Alternative Treatment Options for Alzheimer's disease: How Antioxidants, Vitamins, Diet and Exercise Can Change Disease Outcome
Author(s): Gregory D Lewis, Maliha Majeed, Arjun Patel, Catherine Olang, Rashmi KS and Vasavi Gorantla*

Alzheimer's disease is a progressive neurological illness with a complex etiology that is the largest cause of dementia in the globe. The mechanism of Alzheimer's disease is complex, but it is defined by the formation of ß amyloid plaques and neurofibrillary tangles. Current allopathic treatments are focused on increasing the neurotransmitter Acetylcholine in synaptic clefts, but they are largely ineffective at improving disease prognosis.
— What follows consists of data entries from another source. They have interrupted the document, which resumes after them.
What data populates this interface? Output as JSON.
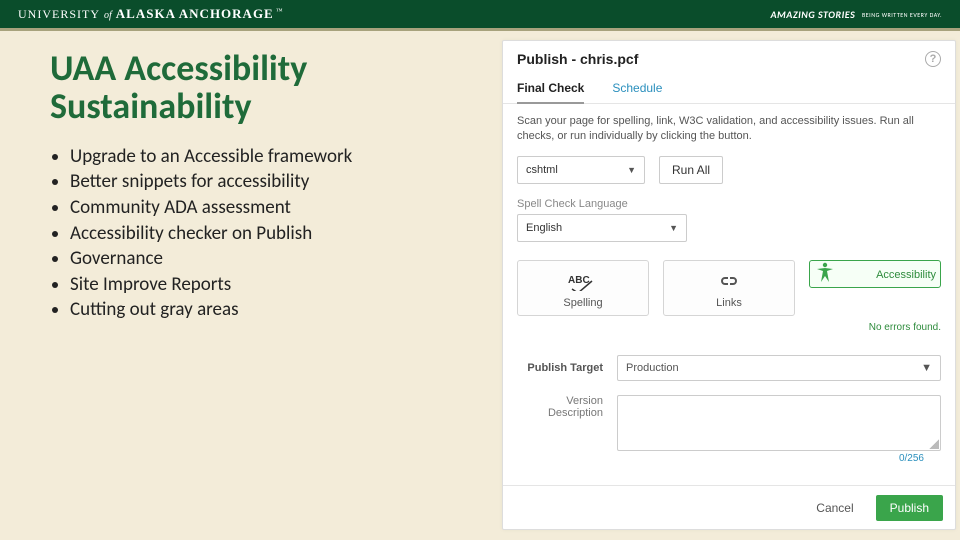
{
  "header": {
    "logo": {
      "part1": "UNIVERSITY",
      "part2": "of",
      "part3": "ALASKA ANCHORAGE",
      "tm": "™"
    },
    "tagline": {
      "main": "AMAZING STORIES",
      "sub": "BEING WRITTEN\nEVERY DAY."
    }
  },
  "slide": {
    "title": "UAA Accessibility Sustainability",
    "bullets": [
      "Upgrade to an Accessible framework",
      "Better snippets for accessibility",
      "Community ADA assessment",
      "Accessibility checker on Publish",
      "Governance",
      "Site Improve Reports",
      "Cutting out gray areas"
    ]
  },
  "dialog": {
    "title": "Publish - chris.pcf",
    "tabs": [
      {
        "label": "Final Check",
        "active": true
      },
      {
        "label": "Schedule",
        "active": false
      }
    ],
    "instructions": "Scan your page for spelling, link, W3C validation, and accessibility issues. Run all checks, or run individually by clicking the button.",
    "format_select": {
      "value": "cshtml"
    },
    "run_all_label": "Run All",
    "spellcheck": {
      "label": "Spell Check Language",
      "value": "English"
    },
    "checks": [
      {
        "id": "spelling",
        "label": "Spelling",
        "selected": false
      },
      {
        "id": "links",
        "label": "Links",
        "selected": false
      },
      {
        "id": "accessibility",
        "label": "Accessibility",
        "selected": true
      }
    ],
    "no_errors": "No errors found.",
    "publish_target": {
      "label": "Publish Target",
      "value": "Production"
    },
    "version_desc": {
      "label": "Version Description",
      "counter": "0/256"
    },
    "footer": {
      "cancel": "Cancel",
      "publish": "Publish"
    }
  }
}
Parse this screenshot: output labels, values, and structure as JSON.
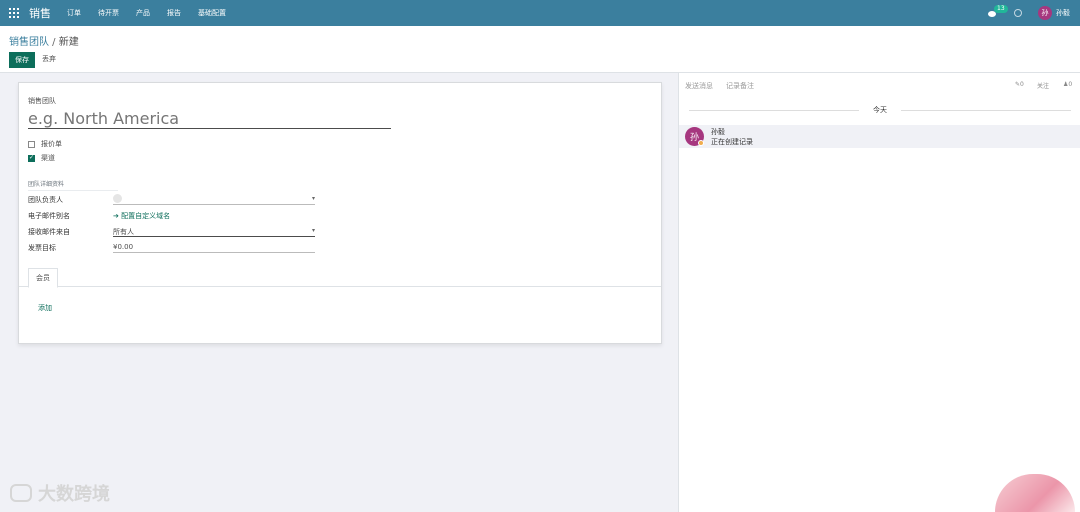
{
  "navbar": {
    "brand": "销售",
    "menu": [
      "订单",
      "待开票",
      "产品",
      "报告",
      "基础配置"
    ],
    "message_count": "13",
    "user_initial": "孙",
    "user_name": "孙毅"
  },
  "control": {
    "breadcrumb_parent": "销售团队",
    "breadcrumb_separator": " / ",
    "breadcrumb_current": "新建",
    "save_label": "保存",
    "discard_label": "丢弃"
  },
  "form": {
    "name_label": "销售团队",
    "name_placeholder": "e.g. North America",
    "checkbox_quotations": {
      "label": "报价单",
      "checked": false
    },
    "checkbox_pipeline": {
      "label": "渠道",
      "checked": true
    },
    "group_title": "团队详细资料",
    "leader_label": "团队负责人",
    "leader_value": "",
    "alias_label": "电子邮件别名",
    "alias_link": "➔ 配置自定义域名",
    "accept_from_label": "接收邮件来自",
    "accept_from_value": "所有人",
    "invoice_target_label": "发票目标",
    "invoice_target_value": "¥0.00",
    "tab_members": "会员",
    "add_label": "添加"
  },
  "chatter": {
    "send_message": "发送消息",
    "log_note": "记录备注",
    "attachments_count": "0",
    "follow_label": "关注",
    "followers_count": "0",
    "day_label": "今天",
    "message": {
      "avatar_initial": "孙",
      "author": "孙毅",
      "body": "正在创建记录"
    }
  },
  "watermark": {
    "text": "大数跨境"
  },
  "colors": {
    "navbar": "#3b7f9e",
    "primary": "#0d6e5b",
    "avatar": "#a6377f",
    "badge": "#21b799"
  }
}
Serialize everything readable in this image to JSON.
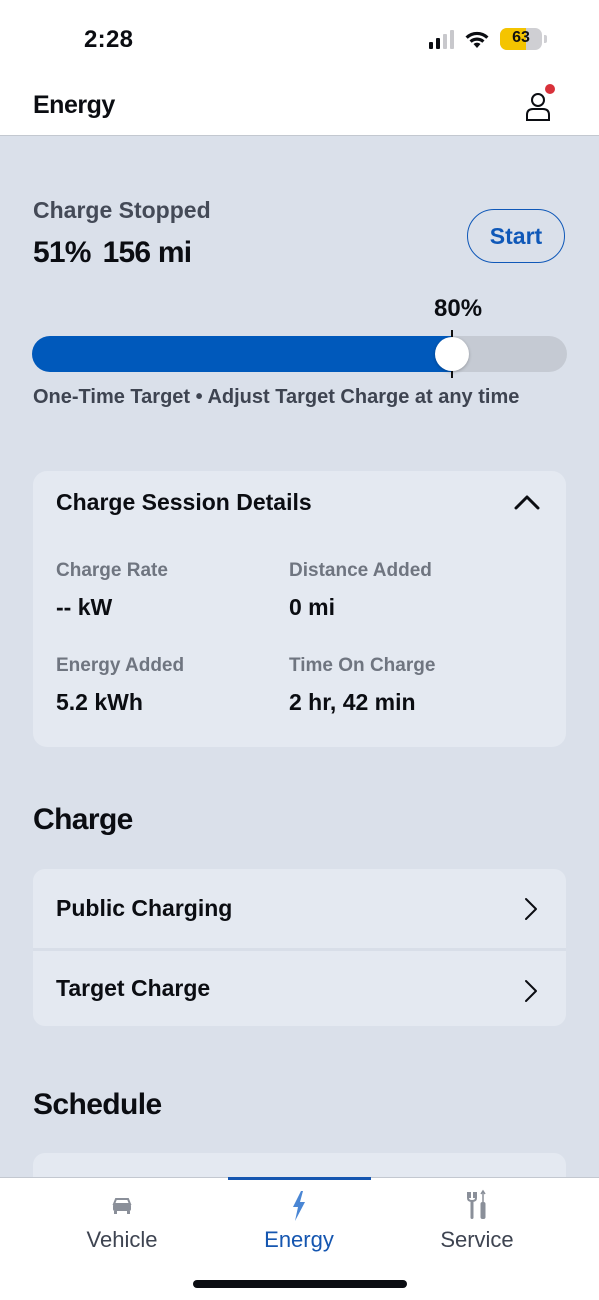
{
  "status_bar": {
    "time": "2:28",
    "signal_bars_active": 2,
    "signal_bars_total": 4,
    "battery_percent": 63,
    "battery_label": "63",
    "battery_color": "#f4c400"
  },
  "header": {
    "title": "Energy",
    "profile_icon": "person-icon",
    "has_notification": true,
    "notification_color": "#d8313a"
  },
  "charge": {
    "status": "Charge Stopped",
    "battery_level": "51%",
    "range": "156 mi",
    "start_button_label": "Start",
    "target_label": "80%",
    "target_percent": 80,
    "target_note": "One-Time Target • Adjust Target Charge at any time",
    "accent_color": "#0059bb"
  },
  "session_details": {
    "title": "Charge Session Details",
    "expanded": true,
    "items": [
      {
        "label": "Charge Rate",
        "value": "-- kW"
      },
      {
        "label": "Distance Added",
        "value": "0 mi"
      },
      {
        "label": "Energy Added",
        "value": "5.2 kWh"
      },
      {
        "label": "Time On Charge",
        "value": "2 hr, 42 min"
      }
    ]
  },
  "charge_section": {
    "heading": "Charge",
    "items": [
      {
        "label": "Public Charging"
      },
      {
        "label": "Target Charge"
      }
    ]
  },
  "schedule_section": {
    "heading": "Schedule"
  },
  "tab_bar": {
    "active": "Energy",
    "tabs": [
      {
        "label": "Vehicle",
        "icon": "car-icon"
      },
      {
        "label": "Energy",
        "icon": "lightning-icon"
      },
      {
        "label": "Service",
        "icon": "tools-icon"
      }
    ]
  }
}
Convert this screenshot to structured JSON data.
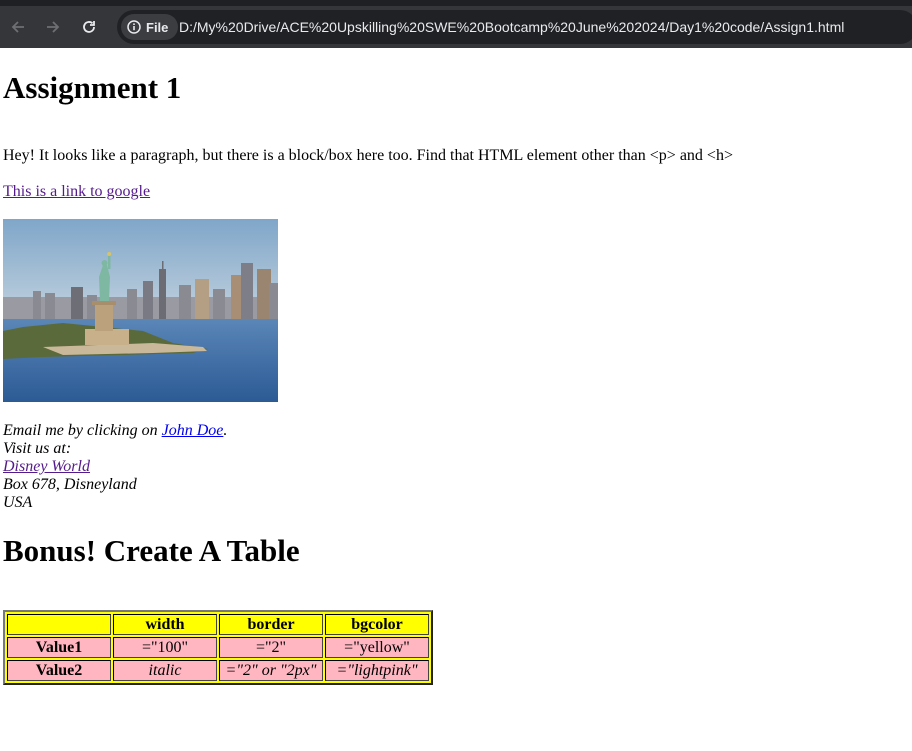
{
  "browser": {
    "chip_label": "File",
    "url": "D:/My%20Drive/ACE%20Upskilling%20SWE%20Bootcamp%20June%202024/Day1%20code/Assign1.html"
  },
  "content": {
    "title": "Assignment 1",
    "paragraph": "Hey! It looks like a paragraph, but there is a block/box here too. Find that HTML element other than <p> and <h>",
    "google_link": "This is a link to google",
    "address": {
      "email_prefix": "Email me by clicking on ",
      "email_link": "John Doe",
      "email_suffix": ".",
      "visit": "Visit us at:",
      "disney_link": "Disney World",
      "box": "Box 678, Disneyland",
      "country": "USA"
    },
    "bonus_title": "Bonus! Create A Table",
    "table": {
      "headers": [
        "",
        "width",
        "border",
        "bgcolor"
      ],
      "rows": [
        {
          "label": "Value1",
          "cells": [
            "=\"100\"",
            "=\"2\"",
            "=\"yellow\""
          ]
        },
        {
          "label": "Value2",
          "cells": [
            "italic",
            "=\"2\" or \"2px\"",
            "=\"lightpink\""
          ]
        }
      ]
    }
  },
  "colors": {
    "table_bg": "#ffff00",
    "row_bg": "#ffb6c1",
    "visited_link": "#551a8b",
    "unvisited_link": "#0000ee"
  }
}
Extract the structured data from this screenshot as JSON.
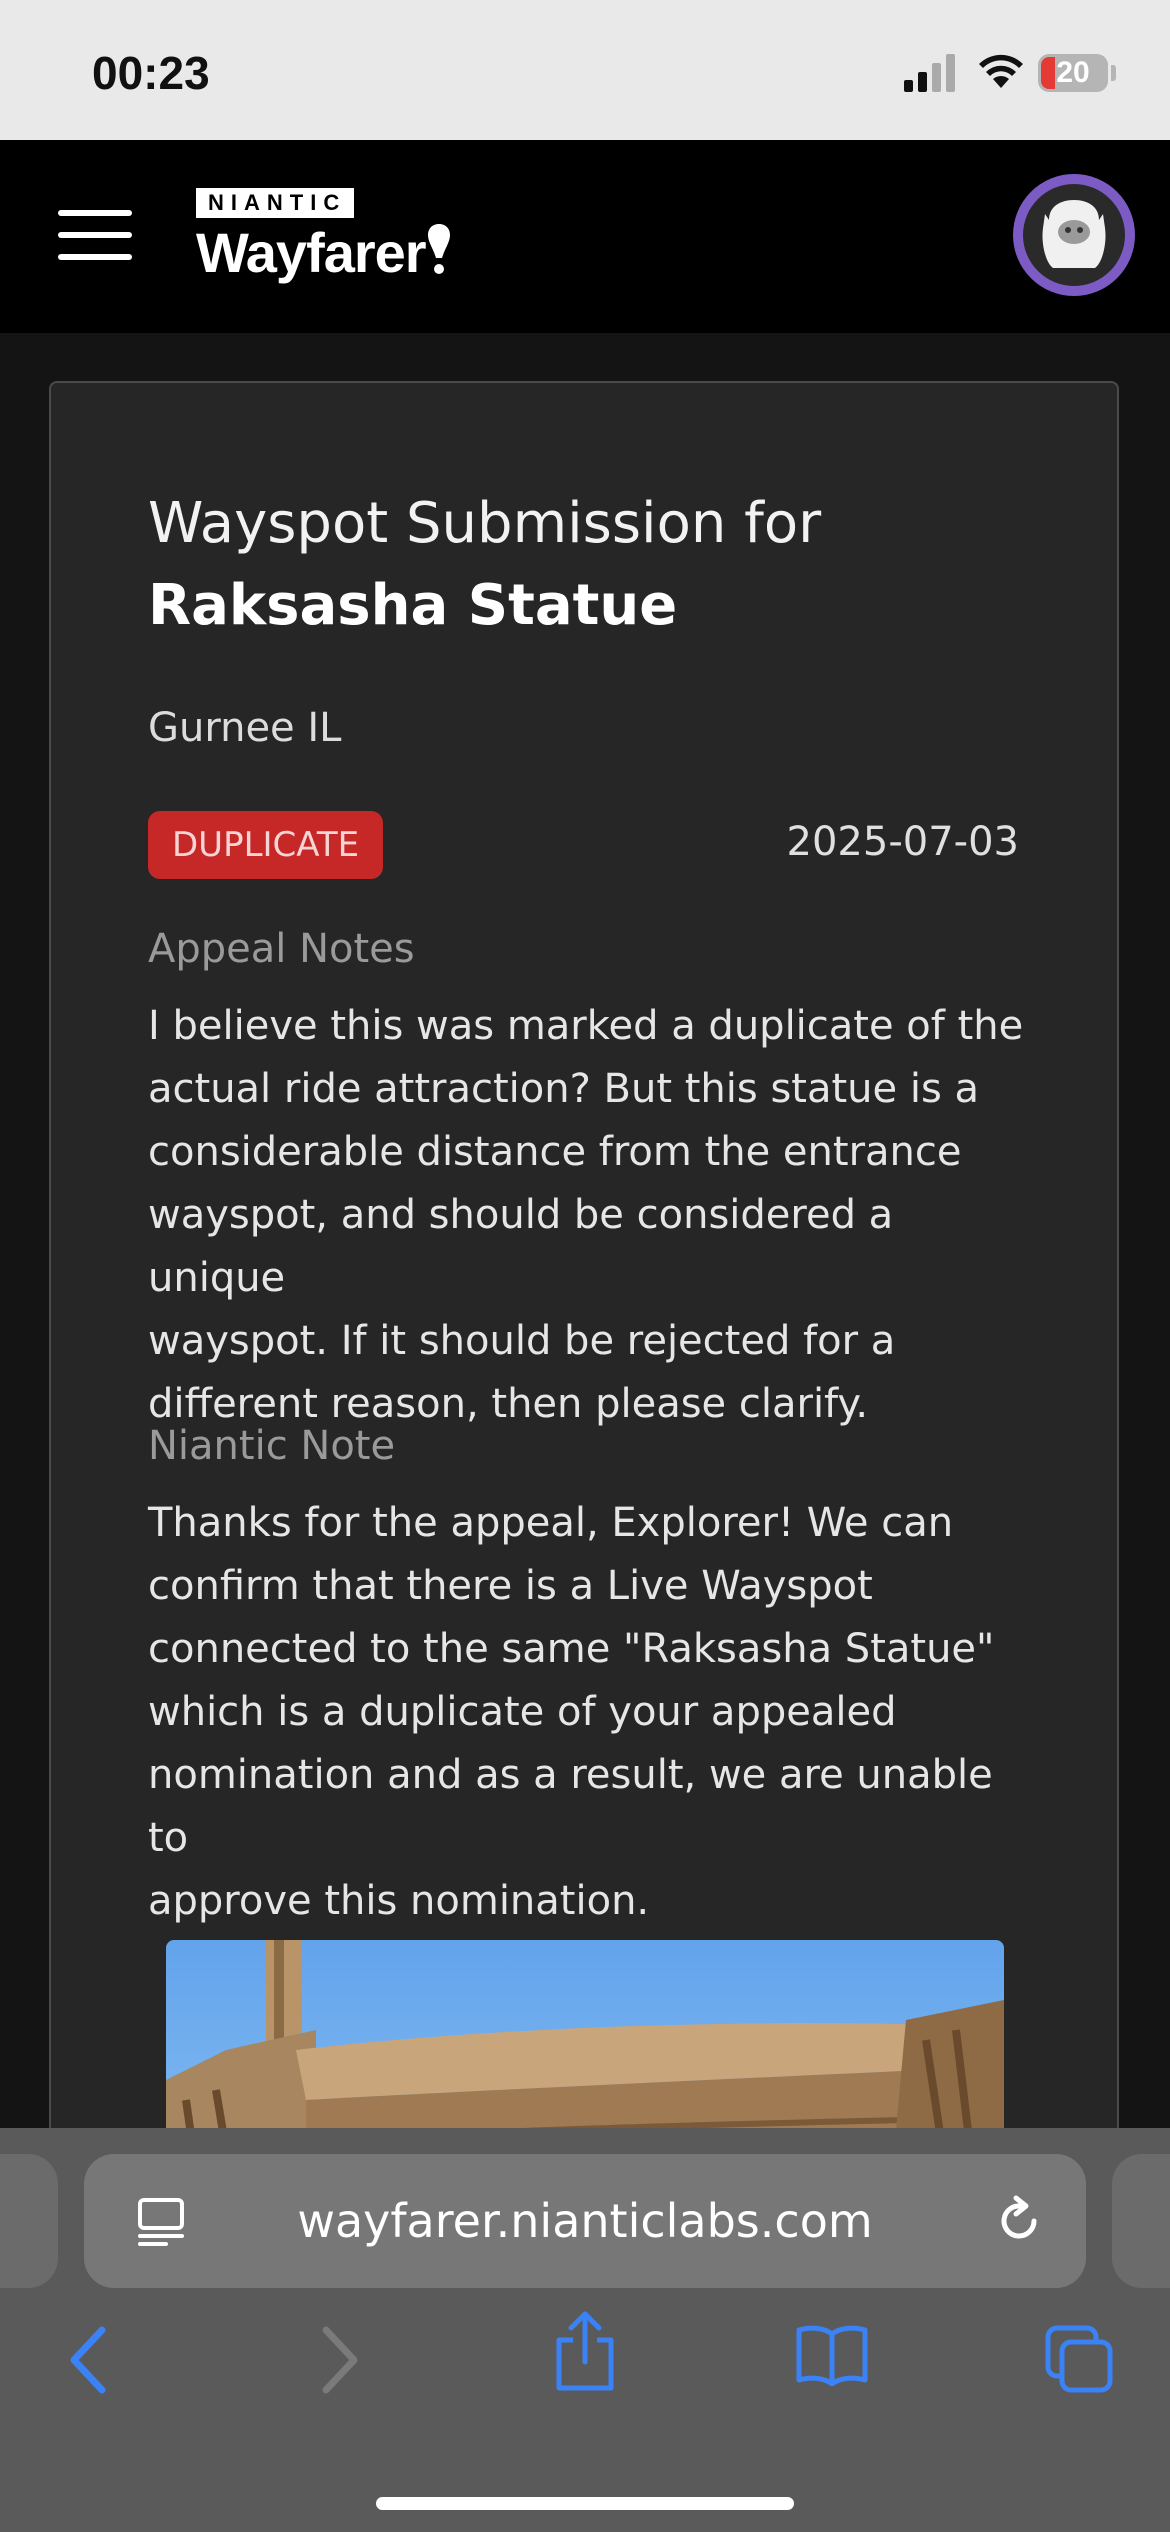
{
  "status_bar": {
    "time": "00:23",
    "battery": "20"
  },
  "header": {
    "logo_small": "NIANTIC",
    "logo_large": "Wayfarer"
  },
  "card": {
    "title_prefix": "Wayspot Submission for",
    "title_name": "Raksasha Statue",
    "location": "Gurnee IL",
    "status": "DUPLICATE",
    "date": "2025-07-03",
    "appeal_label": "Appeal Notes",
    "appeal_lines": [
      "I believe this was marked a duplicate of the",
      "actual ride attraction? But this statue is a",
      "considerable distance from the entrance",
      "wayspot, and should be considered a unique",
      "wayspot. If it should be rejected for a",
      "different reason, then please clarify."
    ],
    "niantic_label": "Niantic Note",
    "niantic_lines": [
      "Thanks for the appeal, Explorer! We can",
      "confirm that there is a Live Wayspot",
      "connected to the same \"Raksasha Statue\"",
      "which is a duplicate of your appealed",
      "nomination and as a result, we are unable to",
      "approve this nomination."
    ]
  },
  "browser": {
    "url": "wayfarer.nianticlabs.com"
  },
  "colors": {
    "badge": "#c62828",
    "accent": "#3b82f6",
    "avatar_ring": "#7c5cc4"
  }
}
Holistic alternatives are suggested to further improve symptoms in patients with mild disease or as a prophylactic to slow the onset for those with a higher predisposition for the development of AD. Exercise improves blood flow to the brain and thus is correlated with improved cognitive functioning and tissue mass. Diets high in saturated fats show poor prognosis as they are correlated with a higher incidence of neuroinflammation, thus diets higher in unsaturated fatty acids such as the Mediterranian diet are recommended. The accumulation of ROS can lead to mitochondrial dysfunction and eventually neuronal degeneration. Of the antioxidants, curcumin has shown to be an effective protective agent against inflammation and oxidative damage. Transgenic AD mice administered curcumin had a significant reduction in oxidative proteins in four different brain regions when compared to control groups. Interleukin-1β, an inflammatory marker, was also significantly reduced with the addition of curcumin. The administration of essential vitamins plays a key role in neuroprotection. Deficits in both vitamin A and D have shown to have a significant reduction in cognition in both laboratory animals and humans. Administration of vitamin A in transgenic AD mice showed a marked reduction in Aβ phosphorylation by decreasing CDK5 kinase activity. In laboratory settings, vitamin D3 has been demonstrated to induce Pgp mRNA to pump Aβ plaque out of cortical circulation by expression of MDR1 genes. While all holistic treatment options show slight improvements in patients with mild disease, they do not prevent disease progression. Further, holistic treatments do not show improvements in patients with advanced disease. Overall, the prognosis for AD remains grim.